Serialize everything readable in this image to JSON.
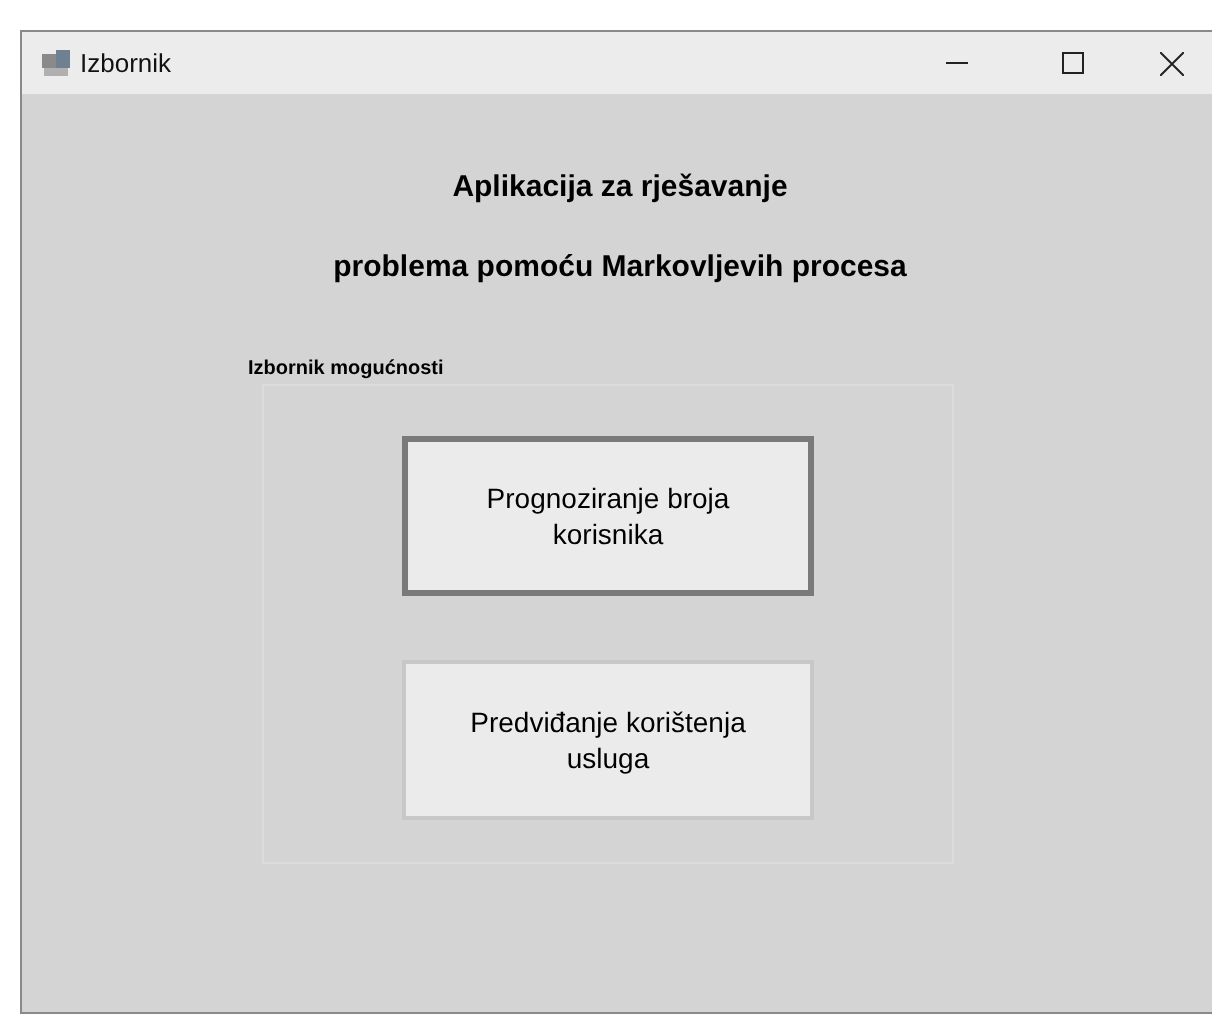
{
  "window": {
    "title": "Izbornik"
  },
  "heading": [
    "Aplikacija za rješavanje",
    "problema pomoću Markovljevih procesa"
  ],
  "group": {
    "label": "Izbornik mogućnosti",
    "buttons": [
      {
        "label": "Prognoziranje broja korisnika",
        "focused": true
      },
      {
        "label": "Predviđanje korištenja usluga",
        "focused": false
      }
    ]
  }
}
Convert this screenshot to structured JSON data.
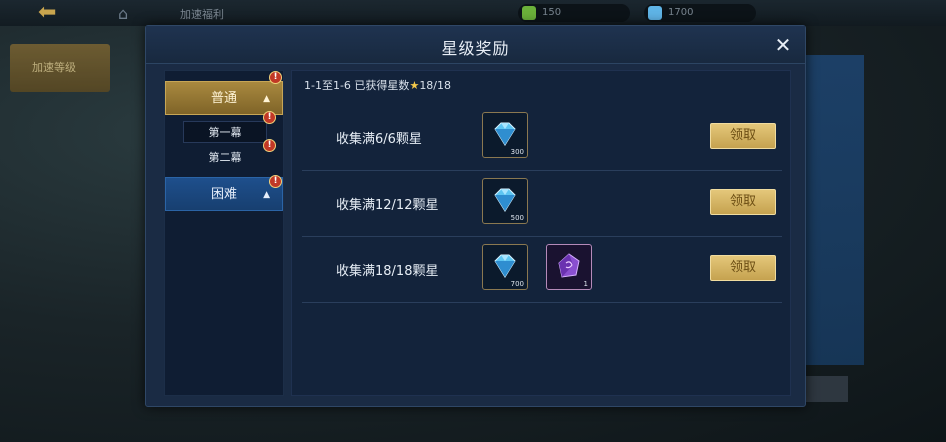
{
  "background": {
    "side_button_label": "加速等级",
    "top_title": "加速福利",
    "resource_1": "150",
    "resource_2": "1700"
  },
  "dialog": {
    "title": "星级奖励",
    "close_icon": "close-icon"
  },
  "nav": {
    "normal_tab": "普通",
    "chapter_1": "第一幕",
    "chapter_2": "第二幕",
    "hard_tab": "困难",
    "badge_text": "!"
  },
  "progress": {
    "prefix": "1-1至1-6 已获得星数",
    "count": "18/18"
  },
  "rewards": [
    {
      "label": "收集满6/6颗星",
      "items": [
        {
          "icon": "diamond-icon",
          "qty": "300"
        }
      ],
      "button": "领取"
    },
    {
      "label": "收集满12/12颗星",
      "items": [
        {
          "icon": "diamond-icon",
          "qty": "500"
        }
      ],
      "button": "领取"
    },
    {
      "label": "收集满18/18颗星",
      "items": [
        {
          "icon": "diamond-icon",
          "qty": "700"
        },
        {
          "icon": "purple-crystal-icon",
          "qty": "1"
        }
      ],
      "button": "领取"
    }
  ],
  "colors": {
    "gold_accent": "#c5a24f",
    "tab_blue": "#1e4f8c",
    "panel_navy": "#1a2b44"
  }
}
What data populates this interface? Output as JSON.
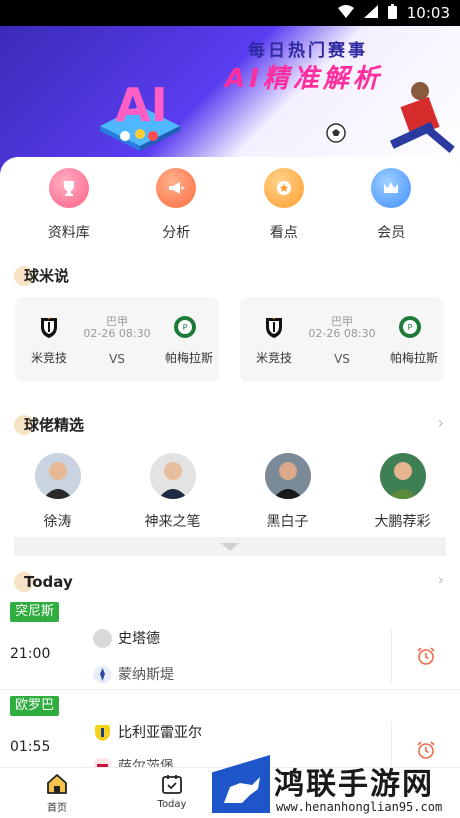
{
  "status_bar": {
    "time": "10:03"
  },
  "banner": {
    "line1": "每日热门赛事",
    "line2": "AI精准解析",
    "big_text": "AI"
  },
  "quick_menu": [
    {
      "label": "资料库",
      "icon": "trophy-icon",
      "color": "#ff6b8a"
    },
    {
      "label": "分析",
      "icon": "megaphone-icon",
      "color": "#ff7a50"
    },
    {
      "label": "看点",
      "icon": "medal-icon",
      "color": "#ffa63d"
    },
    {
      "label": "会员",
      "icon": "crown-icon",
      "color": "#4d9bff"
    }
  ],
  "qiumi": {
    "title": "球米说",
    "matches": [
      {
        "league": "巴甲",
        "time": "02-26 08:30",
        "home": "米竞技",
        "away": "帕梅拉斯",
        "vs": "VS"
      },
      {
        "league": "巴甲",
        "time": "02-26 08:30",
        "home": "米竞技",
        "away": "帕梅拉斯",
        "vs": "VS"
      }
    ]
  },
  "experts": {
    "title": "球佬精选",
    "items": [
      {
        "name": "徐涛"
      },
      {
        "name": "神来之笔"
      },
      {
        "name": "黑白子"
      },
      {
        "name": "大鹏荐彩"
      }
    ]
  },
  "today": {
    "title": "Today",
    "matches": [
      {
        "league": "突尼斯",
        "time": "21:00",
        "home": "史塔德",
        "away": "蒙纳斯堤"
      },
      {
        "league": "欧罗巴",
        "time": "01:55",
        "home": "比利亚雷亚尔",
        "away": "萨尔茨堡"
      }
    ]
  },
  "tabbar": {
    "home": "首页",
    "today": "Today"
  },
  "watermark": {
    "brand": "鸿联手游网",
    "url": "www.henanhonglian95.com"
  }
}
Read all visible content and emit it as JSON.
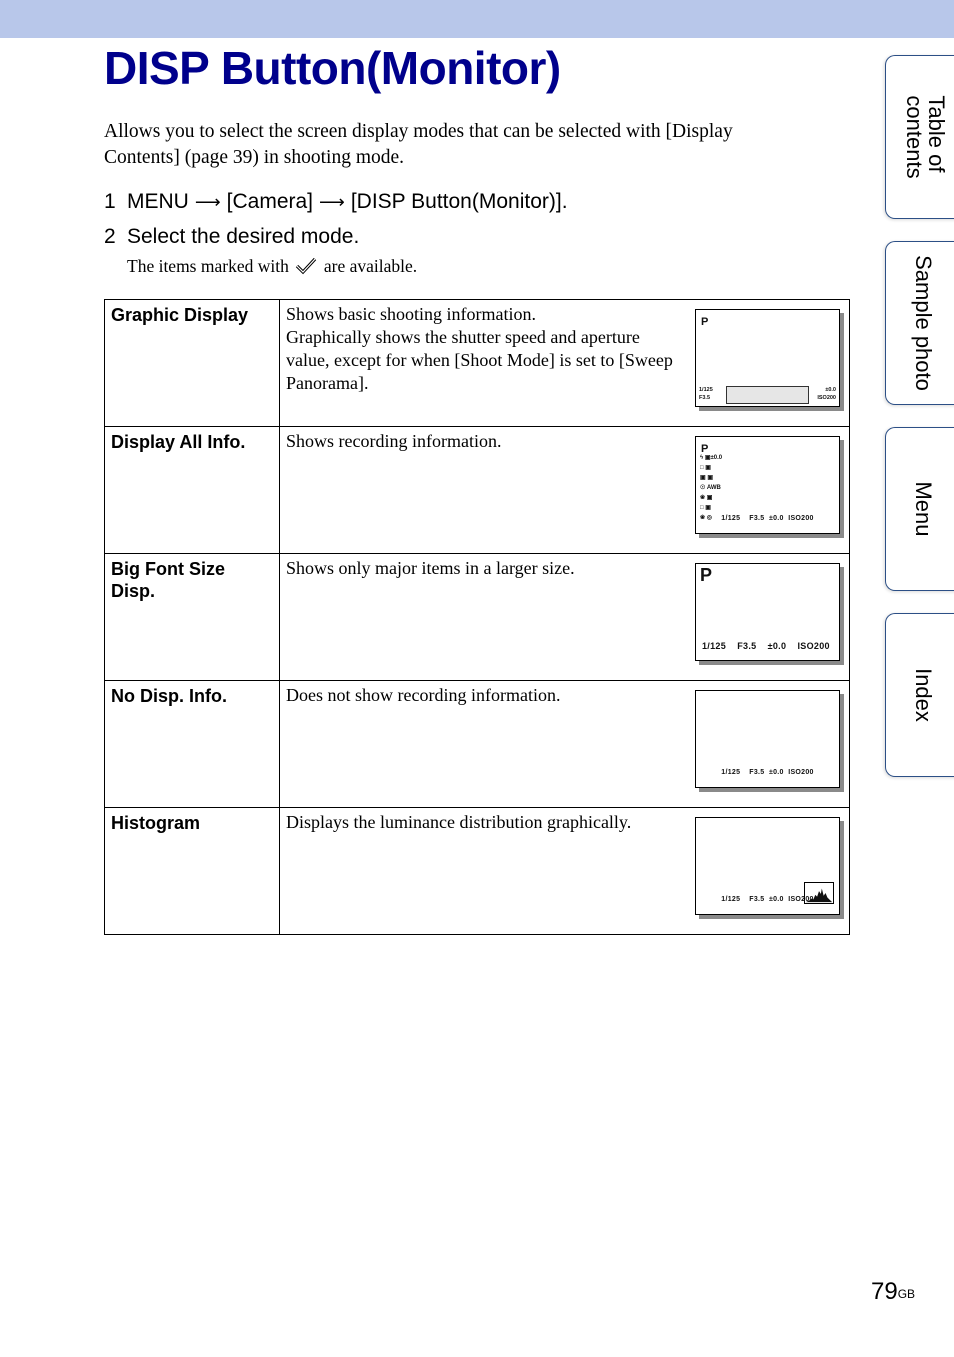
{
  "page": {
    "title": "DISP Button(Monitor)",
    "intro": "Allows you to select the screen display modes that can be selected with [Display Contents] (page 39) in shooting mode.",
    "steps": [
      {
        "number": "1",
        "parts": [
          "MENU",
          "[Camera]",
          "[DISP Button(Monitor)]."
        ],
        "arrow": "⟶"
      },
      {
        "number": "2",
        "text": "Select the desired mode."
      }
    ],
    "note_before": "The items marked with",
    "note_after": "are available.",
    "note_icon": "checkmark-icon",
    "page_number": "79",
    "page_suffix": "GB"
  },
  "modes": [
    {
      "name": "Graphic Display",
      "description": "Shows basic shooting information.\nGraphically shows the shutter speed and aperture value, except for when [Shoot Mode] is set to [Sweep Panorama].",
      "screen": {
        "mode": "P",
        "left_lines": [
          "1/125",
          "F3.5"
        ],
        "right_lines": [
          "±0.0",
          "ISO200"
        ]
      }
    },
    {
      "name": "Display All Info.",
      "description": "Shows recording information.",
      "screen": {
        "mode": "P",
        "bottom": "1/125    F3.5  ±0.0  ISO200",
        "side_icons": [
          "ϟ ▣±0.0",
          "□ ▣",
          "▣ ▣",
          "☉ AWB",
          "❀ ▣",
          "□ ▣",
          "❀ ◎"
        ]
      }
    },
    {
      "name": "Big Font Size Disp.",
      "description": "Shows only major items in a larger size.",
      "screen": {
        "mode": "P",
        "bottom": "1/125    F3.5    ±0.0    ISO200"
      }
    },
    {
      "name": "No Disp. Info.",
      "description": "Does not show recording information.",
      "screen": {
        "bottom": "1/125    F3.5  ±0.0  ISO200"
      }
    },
    {
      "name": "Histogram",
      "description": "Displays the luminance distribution graphically.",
      "screen": {
        "bottom": "1/125    F3.5  ±0.0  ISO200"
      }
    }
  ],
  "side_tabs": [
    {
      "label": "Table of\ncontents"
    },
    {
      "label": "Sample photo"
    },
    {
      "label": "Menu"
    },
    {
      "label": "Index"
    }
  ],
  "colors": {
    "title": "#00008c",
    "top_band": "#b8c7ea",
    "tab_border": "#2c4f86"
  }
}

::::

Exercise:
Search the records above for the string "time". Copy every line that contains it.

Task answer:
    "time": "10:03"
        "time": "02-26 08:30",
        "time": "02-26 08:30",
        "time": "21:00",
        "time": "01:55",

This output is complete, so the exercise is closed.